Dead Patrons – She’s Lost Control
A great deal of thought went into finding the perfect track to fit the theme but after rehearsing it our sorrowful hearts could not take it. Therefore, we went with a Joy Division cover.
Scrounge – Forward (Live from Cable Street)
For us, this track is connected to joy in several ways – from the cathartic release of playing it (especially audible in this live version) with its rising and falling structure to the idea of constantly moving forward, which is inherently joyful and full of possibility. It’s also a track that several people have said really resonated with them when they first heard it – and as anyone who makes music can tell you, hearing that the stuff you do has a genuine impact on people is more or less the most joyful feeling there is.
Mike Gale – Butterball
I came up with ‘Butterball’ after listening to a lot of the Japanese reggae/pop band Fishmans. I was just messing around with some samples and stuff that I’d found and this really fun and happy little instrumental started to appear. Putting the song together and finding little samples to add to it was possibly the most fun I can remember having while coming up with a song for a long time.
Piney Gir – Yalla Let’s Go
Joyzine has brought us joy for 20 years now. I can hardly believe it’s been going for that long. I love how supportive Joyzine is of our community of indie music & culture. It has truly been spreading joy and positivity for years and who doesn’t love that? I wrote this song to celebrate Joyzine’s birthday “Yalla Let’s Go!” means hey, let’s have a party!

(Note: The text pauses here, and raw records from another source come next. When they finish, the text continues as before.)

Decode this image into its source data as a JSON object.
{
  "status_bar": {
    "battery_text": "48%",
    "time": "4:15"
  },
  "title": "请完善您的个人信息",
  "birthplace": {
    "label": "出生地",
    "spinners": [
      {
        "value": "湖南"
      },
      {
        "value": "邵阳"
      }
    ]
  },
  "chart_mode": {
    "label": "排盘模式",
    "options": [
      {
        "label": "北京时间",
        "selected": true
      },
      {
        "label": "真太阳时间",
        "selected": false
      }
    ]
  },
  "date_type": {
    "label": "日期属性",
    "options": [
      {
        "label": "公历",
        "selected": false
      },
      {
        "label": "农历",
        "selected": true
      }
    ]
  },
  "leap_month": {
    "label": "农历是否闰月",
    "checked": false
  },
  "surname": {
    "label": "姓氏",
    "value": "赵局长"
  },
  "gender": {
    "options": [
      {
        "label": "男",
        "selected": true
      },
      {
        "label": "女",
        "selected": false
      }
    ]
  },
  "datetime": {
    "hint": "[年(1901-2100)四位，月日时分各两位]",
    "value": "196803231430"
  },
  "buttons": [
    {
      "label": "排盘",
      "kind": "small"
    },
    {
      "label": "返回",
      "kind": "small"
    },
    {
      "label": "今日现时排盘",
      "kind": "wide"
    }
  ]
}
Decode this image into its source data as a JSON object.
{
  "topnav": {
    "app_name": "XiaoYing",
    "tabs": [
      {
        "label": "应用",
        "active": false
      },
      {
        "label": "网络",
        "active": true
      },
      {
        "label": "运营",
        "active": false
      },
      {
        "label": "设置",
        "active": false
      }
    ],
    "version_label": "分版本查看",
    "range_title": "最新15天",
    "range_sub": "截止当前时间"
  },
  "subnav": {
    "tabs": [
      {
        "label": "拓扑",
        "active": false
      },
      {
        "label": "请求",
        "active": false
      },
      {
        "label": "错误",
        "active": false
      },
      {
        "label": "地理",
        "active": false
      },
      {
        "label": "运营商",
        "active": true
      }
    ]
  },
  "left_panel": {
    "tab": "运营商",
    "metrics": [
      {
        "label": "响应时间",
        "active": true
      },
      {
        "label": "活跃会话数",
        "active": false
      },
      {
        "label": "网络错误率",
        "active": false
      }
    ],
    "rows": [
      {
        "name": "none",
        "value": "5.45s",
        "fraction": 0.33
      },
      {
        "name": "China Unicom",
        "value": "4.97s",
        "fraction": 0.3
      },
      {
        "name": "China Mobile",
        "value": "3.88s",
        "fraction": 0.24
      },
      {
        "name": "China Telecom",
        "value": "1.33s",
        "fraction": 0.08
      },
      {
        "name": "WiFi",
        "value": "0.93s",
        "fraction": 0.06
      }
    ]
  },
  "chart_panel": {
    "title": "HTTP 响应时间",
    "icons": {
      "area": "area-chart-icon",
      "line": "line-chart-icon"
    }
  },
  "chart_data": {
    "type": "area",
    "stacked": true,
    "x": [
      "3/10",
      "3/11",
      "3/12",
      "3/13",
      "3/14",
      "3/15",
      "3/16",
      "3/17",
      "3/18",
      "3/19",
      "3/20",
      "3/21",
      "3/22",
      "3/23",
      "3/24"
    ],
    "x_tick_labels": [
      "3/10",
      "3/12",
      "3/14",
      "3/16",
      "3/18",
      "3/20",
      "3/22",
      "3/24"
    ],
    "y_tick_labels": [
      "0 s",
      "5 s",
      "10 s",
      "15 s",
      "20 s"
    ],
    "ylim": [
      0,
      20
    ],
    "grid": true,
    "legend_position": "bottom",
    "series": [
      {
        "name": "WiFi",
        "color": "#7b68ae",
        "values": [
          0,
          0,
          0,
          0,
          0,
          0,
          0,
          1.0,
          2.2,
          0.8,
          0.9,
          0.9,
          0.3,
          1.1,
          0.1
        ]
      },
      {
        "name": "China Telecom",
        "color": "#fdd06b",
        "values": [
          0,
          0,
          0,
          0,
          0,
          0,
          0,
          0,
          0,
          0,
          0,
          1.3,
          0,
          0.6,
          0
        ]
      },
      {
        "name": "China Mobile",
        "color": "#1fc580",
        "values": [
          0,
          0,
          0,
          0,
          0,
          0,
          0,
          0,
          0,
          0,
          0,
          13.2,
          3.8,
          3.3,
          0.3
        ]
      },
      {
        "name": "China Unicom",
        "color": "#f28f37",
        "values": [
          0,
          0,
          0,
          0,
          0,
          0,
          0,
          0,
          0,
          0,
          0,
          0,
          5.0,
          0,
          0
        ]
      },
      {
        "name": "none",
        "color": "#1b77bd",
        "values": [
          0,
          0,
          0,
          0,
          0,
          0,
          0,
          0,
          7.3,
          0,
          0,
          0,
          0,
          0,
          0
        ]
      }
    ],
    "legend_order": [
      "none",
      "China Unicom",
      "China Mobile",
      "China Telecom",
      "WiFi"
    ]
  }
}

Thank you Joyzine for giving so much over the years… here’s to many more years to come!